**TASK:**
Every entry must come back exactly as it was given.

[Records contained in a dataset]
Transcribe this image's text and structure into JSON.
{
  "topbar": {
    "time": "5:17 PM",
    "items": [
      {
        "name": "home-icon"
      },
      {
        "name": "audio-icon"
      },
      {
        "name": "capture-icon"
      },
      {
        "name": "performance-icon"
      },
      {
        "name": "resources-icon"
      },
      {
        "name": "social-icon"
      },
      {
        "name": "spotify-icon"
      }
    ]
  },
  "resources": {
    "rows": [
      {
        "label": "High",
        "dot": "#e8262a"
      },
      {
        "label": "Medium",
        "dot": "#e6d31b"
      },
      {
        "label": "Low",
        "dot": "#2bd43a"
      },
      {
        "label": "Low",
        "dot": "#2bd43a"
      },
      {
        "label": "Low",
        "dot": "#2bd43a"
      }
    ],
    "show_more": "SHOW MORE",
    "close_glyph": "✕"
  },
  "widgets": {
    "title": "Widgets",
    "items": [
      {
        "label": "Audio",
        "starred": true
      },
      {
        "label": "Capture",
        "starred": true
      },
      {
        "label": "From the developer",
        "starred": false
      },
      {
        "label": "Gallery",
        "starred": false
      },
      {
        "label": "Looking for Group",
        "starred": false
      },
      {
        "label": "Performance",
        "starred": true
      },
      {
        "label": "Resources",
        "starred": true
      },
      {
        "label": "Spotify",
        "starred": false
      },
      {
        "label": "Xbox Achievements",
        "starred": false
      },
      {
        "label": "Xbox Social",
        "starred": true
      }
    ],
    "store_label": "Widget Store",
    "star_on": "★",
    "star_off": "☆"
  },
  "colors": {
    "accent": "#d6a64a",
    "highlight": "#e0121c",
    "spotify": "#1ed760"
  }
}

**RESPONSE BOX:**
Transcribe this image's text and structure into JSON.
{
  "topbar": {
    "time": "5:17 PM",
    "items": [
      {
        "name": "home-icon"
      },
      {
        "name": "audio-icon"
      },
      {
        "name": "capture-icon"
      },
      {
        "name": "performance-icon"
      },
      {
        "name": "resources-icon"
      },
      {
        "name": "social-icon"
      },
      {
        "name": "spotify-icon"
      }
    ]
  },
  "resources": {
    "rows": [
      {
        "label": "High",
        "dot": "#e8262a"
      },
      {
        "label": "Medium",
        "dot": "#e6d31b"
      },
      {
        "label": "Low",
        "dot": "#2bd43a"
      },
      {
        "label": "Low",
        "dot": "#2bd43a"
      },
      {
        "label": "Low",
        "dot": "#2bd43a"
      }
    ],
    "show_more": "SHOW MORE",
    "close_glyph": "✕"
  },
  "widgets": {
    "title": "Widgets",
    "items": [
      {
        "label": "Audio",
        "starred": true
      },
      {
        "label": "Capture",
        "starred": true
      },
      {
        "label": "From the developer",
        "starred": false
      },
      {
        "label": "Gallery",
        "starred": false
      },
      {
        "label": "Looking for Group",
        "starred": false
      },
      {
        "label": "Performance",
        "starred": true
      },
      {
        "label": "Resources",
        "starred": true
      },
      {
        "label": "Spotify",
        "starred": false
      },
      {
        "label": "Xbox Achievements",
        "starred": false
      },
      {
        "label": "Xbox Social",
        "starred": true
      }
    ],
    "store_label": "Widget Store",
    "star_on": "★",
    "star_off": "☆"
  },
  "colors": {
    "accent": "#d6a64a",
    "highlight": "#e0121c",
    "spotify": "#1ed760"
  }
}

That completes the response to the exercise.